Led by Luis Parada, PhD, professor of developmental biology at University of Texas Southwestern, investigators developed a mouse model with PTEN knocked out in postmitotic cells in the cortex and hippocampus. The mice showed an increase in macrocephaly, neuronal hypertrophy, and behavioral changes similar to those in human autism.
They also found that rapamycin — which inhibits mammalian target of rapamycin complex 1 (mTORC1), a protein complex that acts as an energy sensor and controls protein synthesis — blocks the mTORC1 pathway in the CNS and can prevent or reverse oversized brain growth and autism-related behaviors in the PTEN knockout mice.
Dr. Powell said their team is planning to test mutations in specific subregions of the brain to determine the effects of cerebral functions.
“One key question is which part of the brain is most important,” he said. “We don't want to record from every synapse in the brain in every region.”
Then, researchers can focus on seeing whether reversing those brain abnormalities change the abnormal behavior, he said.
Dr. Parada's group will also be working with additional genetic mouse models, with the hope that different mutations might require the same treatment targets, making therapy easier.
Nancy Minshew, MD, professor of psychiatry and neurology at the University of Pittsburgh, said the findings are exciting for the autism research community. “I think it generates tremendous interest among the developmental neurobiologists, geneticists and neurologists,” she said.
“The identification in autism spectrum disorders of genes that are involved in cortical neurons and making connections confirmed the work that went before it that autism is a disorder of underdevelopment of cortical systems connectivity and overdevelopment of local fiber connections,” Dr. Minshew said by e-mail. “The whole picture from beginning to end goes together now.”

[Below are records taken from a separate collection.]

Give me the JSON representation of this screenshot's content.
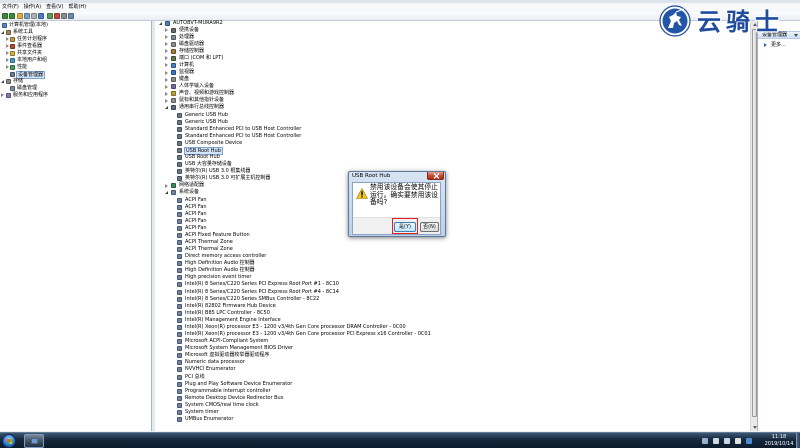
{
  "menu": {
    "items": [
      "文件(F)",
      "操作(A)",
      "查看(V)",
      "帮助(H)"
    ]
  },
  "toolbar": {
    "icons": [
      "back-icon",
      "forward-icon",
      "up-level-icon",
      "show-hide-console-tree-icon",
      "properties-icon",
      "help-icon",
      "update-driver-icon",
      "uninstall-device-icon",
      "disable-device-icon",
      "scan-hardware-changes-icon"
    ]
  },
  "left_tree": [
    {
      "label": "计算机管理(本地)",
      "level": 0,
      "icon": "computer-management-icon"
    },
    {
      "label": "系统工具",
      "level": 1,
      "state": "expanded",
      "icon": "system-tools-icon"
    },
    {
      "label": "任务计划程序",
      "level": 2,
      "state": "collapsed",
      "icon": "task-scheduler-icon"
    },
    {
      "label": "事件查看器",
      "level": 2,
      "state": "collapsed",
      "icon": "event-viewer-icon"
    },
    {
      "label": "共享文件夹",
      "level": 2,
      "state": "collapsed",
      "icon": "shared-folders-icon"
    },
    {
      "label": "本地用户和组",
      "level": 2,
      "state": "collapsed",
      "icon": "local-users-icon"
    },
    {
      "label": "性能",
      "level": 2,
      "state": "collapsed",
      "icon": "performance-icon"
    },
    {
      "label": "设备管理器",
      "level": 2,
      "icon": "device-manager-icon",
      "selected": true
    },
    {
      "label": "存储",
      "level": 1,
      "state": "expanded",
      "icon": "storage-icon"
    },
    {
      "label": "磁盘管理",
      "level": 2,
      "icon": "disk-management-icon"
    },
    {
      "label": "服务和应用程序",
      "level": 1,
      "state": "collapsed",
      "icon": "services-icon"
    }
  ],
  "device_tree": {
    "rows": [
      {
        "label": "AUTOBVT-MURA9R2",
        "level": 0,
        "state": "expanded",
        "icon": "computer-icon"
      },
      {
        "label": "便携设备",
        "level": 1,
        "state": "collapsed",
        "icon": "portable-device-icon"
      },
      {
        "label": "处理器",
        "level": 1,
        "state": "collapsed",
        "icon": "processor-icon"
      },
      {
        "label": "磁盘驱动器",
        "level": 1,
        "state": "collapsed",
        "icon": "disk-drive-icon"
      },
      {
        "label": "存储控制器",
        "level": 1,
        "state": "collapsed",
        "icon": "storage-controller-icon"
      },
      {
        "label": "端口 (COM 和 LPT)",
        "level": 1,
        "state": "collapsed",
        "icon": "port-icon"
      },
      {
        "label": "计算机",
        "level": 1,
        "state": "collapsed",
        "icon": "computer-icon"
      },
      {
        "label": "监视器",
        "level": 1,
        "state": "collapsed",
        "icon": "monitor-icon"
      },
      {
        "label": "键盘",
        "level": 1,
        "state": "collapsed",
        "icon": "keyboard-icon"
      },
      {
        "label": "人体学输入设备",
        "level": 1,
        "state": "collapsed",
        "icon": "hid-icon"
      },
      {
        "label": "声音、视频和游戏控制器",
        "level": 1,
        "state": "collapsed",
        "icon": "sound-icon"
      },
      {
        "label": "鼠标和其他指针设备",
        "level": 1,
        "state": "collapsed",
        "icon": "mouse-icon"
      },
      {
        "label": "通用串行总线控制器",
        "level": 1,
        "state": "expanded",
        "icon": "usb-icon"
      },
      {
        "label": "Generic USB Hub",
        "level": 2,
        "icon": "usb-device-icon"
      },
      {
        "label": "Generic USB Hub",
        "level": 2,
        "icon": "usb-device-icon"
      },
      {
        "label": "Standard Enhanced PCI to USB Host Controller",
        "level": 2,
        "icon": "usb-device-icon"
      },
      {
        "label": "Standard Enhanced PCI to USB Host Controller",
        "level": 2,
        "icon": "usb-device-icon"
      },
      {
        "label": "USB Composite Device",
        "level": 2,
        "icon": "usb-device-icon"
      },
      {
        "label": "USB Root Hub",
        "level": 2,
        "icon": "usb-device-icon",
        "selected": true
      },
      {
        "label": "USB Root Hub",
        "level": 2,
        "icon": "usb-device-icon"
      },
      {
        "label": "USB 大容量存储设备",
        "level": 2,
        "icon": "usb-device-icon"
      },
      {
        "label": "英特尔(R) USB 3.0 根集线器",
        "level": 2,
        "icon": "usb-device-icon"
      },
      {
        "label": "英特尔(R) USB 3.0 可扩展主机控制器",
        "level": 2,
        "icon": "usb-device-icon"
      },
      {
        "label": "网络适配器",
        "level": 1,
        "state": "collapsed",
        "icon": "network-adapter-icon"
      },
      {
        "label": "系统设备",
        "level": 1,
        "state": "expanded",
        "icon": "system-device-icon"
      },
      {
        "label": "ACPI Fan",
        "level": 2,
        "icon": "system-device-icon"
      },
      {
        "label": "ACPI Fan",
        "level": 2,
        "icon": "system-device-icon"
      },
      {
        "label": "ACPI Fan",
        "level": 2,
        "icon": "system-device-icon"
      },
      {
        "label": "ACPI Fan",
        "level": 2,
        "icon": "system-device-icon"
      },
      {
        "label": "ACPI Fan",
        "level": 2,
        "icon": "system-device-icon"
      },
      {
        "label": "ACPI Fixed Feature Button",
        "level": 2,
        "icon": "system-device-icon"
      },
      {
        "label": "ACPI Thermal Zone",
        "level": 2,
        "icon": "system-device-icon"
      },
      {
        "label": "ACPI Thermal Zone",
        "level": 2,
        "icon": "system-device-icon"
      },
      {
        "label": "Direct memory access controller",
        "level": 2,
        "icon": "system-device-icon"
      },
      {
        "label": "High Definition Audio 控制器",
        "level": 2,
        "icon": "system-device-icon"
      },
      {
        "label": "High Definition Audio 控制器",
        "level": 2,
        "icon": "system-device-icon"
      },
      {
        "label": "High precision event timer",
        "level": 2,
        "icon": "system-device-icon"
      },
      {
        "label": "Intel(R) 8 Series/C220 Series PCI Express Root Port #1 - 8C10",
        "level": 2,
        "icon": "system-device-icon"
      },
      {
        "label": "Intel(R) 8 Series/C220 Series PCI Express Root Port #4 - 8C14",
        "level": 2,
        "icon": "system-device-icon"
      },
      {
        "label": "Intel(R) 8 Series/C220 Series SMBus Controller - 8C22",
        "level": 2,
        "icon": "system-device-icon"
      },
      {
        "label": "Intel(R) 82802 Firmware Hub Device",
        "level": 2,
        "icon": "system-device-icon"
      },
      {
        "label": "Intel(R) B85 LPC Controller - 8C50",
        "level": 2,
        "icon": "system-device-icon"
      },
      {
        "label": "Intel(R) Management Engine Interface",
        "level": 2,
        "icon": "system-device-icon"
      },
      {
        "label": "Intel(R) Xeon(R) processor E3 - 1200 v3/4th Gen Core processor DRAM Controller - 0C00",
        "level": 2,
        "icon": "system-device-icon"
      },
      {
        "label": "Intel(R) Xeon(R) processor E3 - 1200 v3/4th Gen Core processor PCI Express x16 Controller - 0C01",
        "level": 2,
        "icon": "system-device-icon"
      },
      {
        "label": "Microsoft ACPI-Compliant System",
        "level": 2,
        "icon": "system-device-icon"
      },
      {
        "label": "Microsoft System Management BIOS Driver",
        "level": 2,
        "icon": "system-device-icon"
      },
      {
        "label": "Microsoft 虚拟驱动器枚举器驱动程序",
        "level": 2,
        "icon": "system-device-icon"
      },
      {
        "label": "Numeric data processor",
        "level": 2,
        "icon": "system-device-icon"
      },
      {
        "label": "NVVHCI Enumerator",
        "level": 2,
        "icon": "system-device-icon"
      },
      {
        "label": "PCI 总线",
        "level": 2,
        "icon": "system-device-icon"
      },
      {
        "label": "Plug and Play Software Device Enumerator",
        "level": 2,
        "icon": "system-device-icon"
      },
      {
        "label": "Programmable interrupt controller",
        "level": 2,
        "icon": "system-device-icon"
      },
      {
        "label": "Remote Desktop Device Redirector Bus",
        "level": 2,
        "icon": "system-device-icon"
      },
      {
        "label": "System CMOS/real time clock",
        "level": 2,
        "icon": "system-device-icon"
      },
      {
        "label": "System timer",
        "level": 2,
        "icon": "system-device-icon"
      },
      {
        "label": "UMBus Enumerator",
        "level": 2,
        "icon": "system-device-icon"
      }
    ]
  },
  "actions": {
    "section_label": "设备管理器",
    "more_label": "更多..."
  },
  "dialog": {
    "title": "USB Root Hub",
    "icon": "warning-icon",
    "message_lines": [
      "禁用该设备会使其停止",
      "运行。确实要禁用该设",
      "备吗?"
    ],
    "yes_label": "是(Y)",
    "no_label": "否(N)",
    "highlight_color": "#e01f1f"
  },
  "watermark": {
    "text": "云骑士",
    "color": "#1f4c9c"
  },
  "taskbar": {
    "app_icon": "computer-management-app-icon",
    "tray_icons": [
      "show-hidden-icons-icon",
      "action-center-icon",
      "network-icon",
      "volume-icon",
      "input-method-icon"
    ],
    "time": "11:18",
    "date": "2019/10/14"
  }
}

On the rapamycin work, she noted recent findings that the drug appears to be preventing seizures in infants and toddlers with tuberous sclerosis complex (TSC).
She added, though, that PTEN and TSC involves enlarged neurons but most autism cases do not.“So what works for PTEN and TSC is unlikely to work for all cases of autism,” she said. “The major point is that the molecular pathophysiology of all cases must be discerned and that will guide intervention to its successful end.”
Dr. Powell said that about 20 percent of patients with autism have enlarged brains, 20 percent have smaller brains and the rest are about normal size. So, he said, it isn't known how widely rapamycin might be able to be used.
“I don't think of rapamycin as applicable to all patients with autism in any way, shape, or form,” he said. Rather, it is more likely to become just one of several modes of treatment tailored by specific causes of autism.
“The most encouraging thing about these findings is the potential for reversing already established deficits — the very idea is revolutionary,” said Kathryn McFadden, MD, of the University of Pittsburgh School of Medicine Department of Pathology. “As a researcher and as a parent of an autistic child (17-year-old daughter) this gives me great hope.”
But she added, “As with anything, these findings should be approached with caution. That said, these studies must be done. Even if a handful of autism symptoms could be reversed, it would make a huge difference to families.”
She and Bernie Devlin, PhD, are looking at genes implicated in the Autism Genome Project genome-wide association scan. Those genes are involved in neuronal connectivity but at a stage before the synapse is established.
“We are all involved in examining the molecular substrates for brain connectivity, just at different stages,” she said. “The autisms are heterogeneous, but connectivity problems tie them together.”